51 miles, 3,303 feet of climbing by bike
Cardiff to Bristol / Bath by train
Approx. 50 miles, 2 hours
And so we come to the final day of our (mainly) off-road trip from the north coast to the south coast of Wales. Our fantastic accommodation for the night (possibly topping the Elan Valley Hotel for me) left us nicely rested, if still somewhat weary after 6 days of hard riding and long days. We first pick up the Taff Trail, before heading up into the Brecon Beacons, climbing via the route of the old Brinore Tramroad. Back in the 19th century the tramroad plied limestone from the quarries high up in the hills and sometimes the old stone sleepers can still be seen embedded in the path. Toward the top the riding becomes a bog-jumping extravaganza. I’ve been up here many times before and never known it this wet, which just goes to show what a wet week (early on at least) and winter in general it’s been.
As we crest out on to slopes of Cefn y Ystrad we have fantastic views north and south over the valleys. The descent is a heady mix of swooping, pacey singletrack, and short, tight tecchie climbs. I may have whooped. And then, after a couple of days of holding out, Paul’s tyre blows again. By now we’re down to the laminated menu from our friendly hotel proprietress in the Elan Village and we please ourselves with our initiative. Once again though, we’re delayed in the process and push on to make the 40 miles or so left. We gun it along the cycle track of the Taff Trail. We skirt the large towns of Merthyr Tydfil and Pontypridd and pass some poor areas, decimated by the disappearance of the mining industry in the region.
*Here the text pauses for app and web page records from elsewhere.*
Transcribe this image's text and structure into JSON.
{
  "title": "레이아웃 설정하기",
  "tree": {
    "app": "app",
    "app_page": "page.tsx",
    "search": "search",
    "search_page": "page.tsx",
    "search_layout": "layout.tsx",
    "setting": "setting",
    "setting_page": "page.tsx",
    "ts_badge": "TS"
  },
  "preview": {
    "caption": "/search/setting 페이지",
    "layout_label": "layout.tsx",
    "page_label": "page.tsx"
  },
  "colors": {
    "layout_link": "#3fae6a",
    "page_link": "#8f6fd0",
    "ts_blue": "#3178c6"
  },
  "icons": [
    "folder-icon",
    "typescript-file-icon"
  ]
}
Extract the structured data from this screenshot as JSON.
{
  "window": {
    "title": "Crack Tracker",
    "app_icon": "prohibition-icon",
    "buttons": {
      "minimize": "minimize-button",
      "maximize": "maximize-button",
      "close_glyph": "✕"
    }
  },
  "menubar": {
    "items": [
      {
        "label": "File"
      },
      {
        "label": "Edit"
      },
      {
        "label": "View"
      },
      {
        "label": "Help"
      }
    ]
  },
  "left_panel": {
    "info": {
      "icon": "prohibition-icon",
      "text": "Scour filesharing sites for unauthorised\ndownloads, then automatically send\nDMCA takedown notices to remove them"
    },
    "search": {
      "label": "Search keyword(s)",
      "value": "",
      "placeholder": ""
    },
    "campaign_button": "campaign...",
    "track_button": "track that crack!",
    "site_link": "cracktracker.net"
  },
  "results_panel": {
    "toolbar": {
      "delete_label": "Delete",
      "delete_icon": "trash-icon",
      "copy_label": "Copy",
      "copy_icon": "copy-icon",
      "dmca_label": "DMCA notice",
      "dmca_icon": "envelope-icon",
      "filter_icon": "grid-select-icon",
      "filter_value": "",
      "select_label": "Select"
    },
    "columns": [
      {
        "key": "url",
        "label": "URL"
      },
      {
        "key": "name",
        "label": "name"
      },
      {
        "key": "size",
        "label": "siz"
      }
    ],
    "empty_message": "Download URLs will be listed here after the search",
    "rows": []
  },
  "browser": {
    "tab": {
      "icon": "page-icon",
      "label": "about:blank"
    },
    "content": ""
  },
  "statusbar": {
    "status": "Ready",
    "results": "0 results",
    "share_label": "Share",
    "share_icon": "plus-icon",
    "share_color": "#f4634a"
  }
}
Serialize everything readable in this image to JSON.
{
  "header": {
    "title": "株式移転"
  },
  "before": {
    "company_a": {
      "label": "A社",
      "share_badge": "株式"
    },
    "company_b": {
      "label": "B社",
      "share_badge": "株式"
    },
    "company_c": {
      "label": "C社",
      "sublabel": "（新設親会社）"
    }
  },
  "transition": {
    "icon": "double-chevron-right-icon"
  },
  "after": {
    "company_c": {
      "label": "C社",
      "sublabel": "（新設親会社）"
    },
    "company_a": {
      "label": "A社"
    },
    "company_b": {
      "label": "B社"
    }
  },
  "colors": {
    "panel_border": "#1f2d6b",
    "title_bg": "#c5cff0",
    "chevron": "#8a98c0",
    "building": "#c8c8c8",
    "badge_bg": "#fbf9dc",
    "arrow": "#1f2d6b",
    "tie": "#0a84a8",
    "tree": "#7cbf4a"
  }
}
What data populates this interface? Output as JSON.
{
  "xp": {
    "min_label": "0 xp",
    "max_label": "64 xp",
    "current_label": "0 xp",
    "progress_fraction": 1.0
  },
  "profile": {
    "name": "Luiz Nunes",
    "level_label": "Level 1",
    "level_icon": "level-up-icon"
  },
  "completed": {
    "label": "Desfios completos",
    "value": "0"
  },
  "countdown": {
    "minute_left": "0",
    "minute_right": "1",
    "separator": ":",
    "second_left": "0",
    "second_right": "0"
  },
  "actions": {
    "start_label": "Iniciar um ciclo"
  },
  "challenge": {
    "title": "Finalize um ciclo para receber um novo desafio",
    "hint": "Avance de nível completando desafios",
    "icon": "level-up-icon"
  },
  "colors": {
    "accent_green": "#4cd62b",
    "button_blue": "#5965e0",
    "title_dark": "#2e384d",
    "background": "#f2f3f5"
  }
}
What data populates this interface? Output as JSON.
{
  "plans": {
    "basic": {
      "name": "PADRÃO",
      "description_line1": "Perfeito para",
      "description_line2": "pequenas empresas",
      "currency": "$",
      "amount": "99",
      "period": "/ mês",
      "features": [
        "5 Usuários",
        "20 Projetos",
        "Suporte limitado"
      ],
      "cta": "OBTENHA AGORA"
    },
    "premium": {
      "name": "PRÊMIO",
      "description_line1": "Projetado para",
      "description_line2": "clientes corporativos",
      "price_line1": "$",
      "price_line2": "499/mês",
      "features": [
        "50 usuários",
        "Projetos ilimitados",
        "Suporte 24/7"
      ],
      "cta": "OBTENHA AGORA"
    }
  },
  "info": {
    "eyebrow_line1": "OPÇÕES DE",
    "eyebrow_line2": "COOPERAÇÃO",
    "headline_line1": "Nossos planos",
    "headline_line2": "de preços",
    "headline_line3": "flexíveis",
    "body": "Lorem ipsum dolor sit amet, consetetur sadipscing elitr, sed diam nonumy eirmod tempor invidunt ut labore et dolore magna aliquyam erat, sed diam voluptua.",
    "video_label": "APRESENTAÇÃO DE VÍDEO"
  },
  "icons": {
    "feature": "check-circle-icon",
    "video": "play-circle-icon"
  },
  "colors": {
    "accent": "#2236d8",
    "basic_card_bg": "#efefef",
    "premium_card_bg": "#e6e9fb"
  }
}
At one point we have to pull off the path and on to the verge as an unaccompanied and slightly emaciated looking horse trots toward and then past us! Not withstanding accidentally doing two circuits of a local park, plus Paul’s tyre going flat another two times, we finally make it, in the dark, to Cardiff Bay and the sea. It takes an age to weave our way through Cardiff and our meeting with the sea is somewhat anti-climactic since we’re blocked from actually touching the water, perched as we are about 10 vertical feet up on a walkway! Coast-to-coast (almost!). It’s been a stunning week, I’ve had a great companion in Paul and I’ve seen wild, rugged parts of Wales that I never knew existed, and connected with the Wales of childhood holidays and that of my Welsh grandmother and half-Welsh mother. Hwyl fawr am nawr! (thanks also to Steve for the route maps)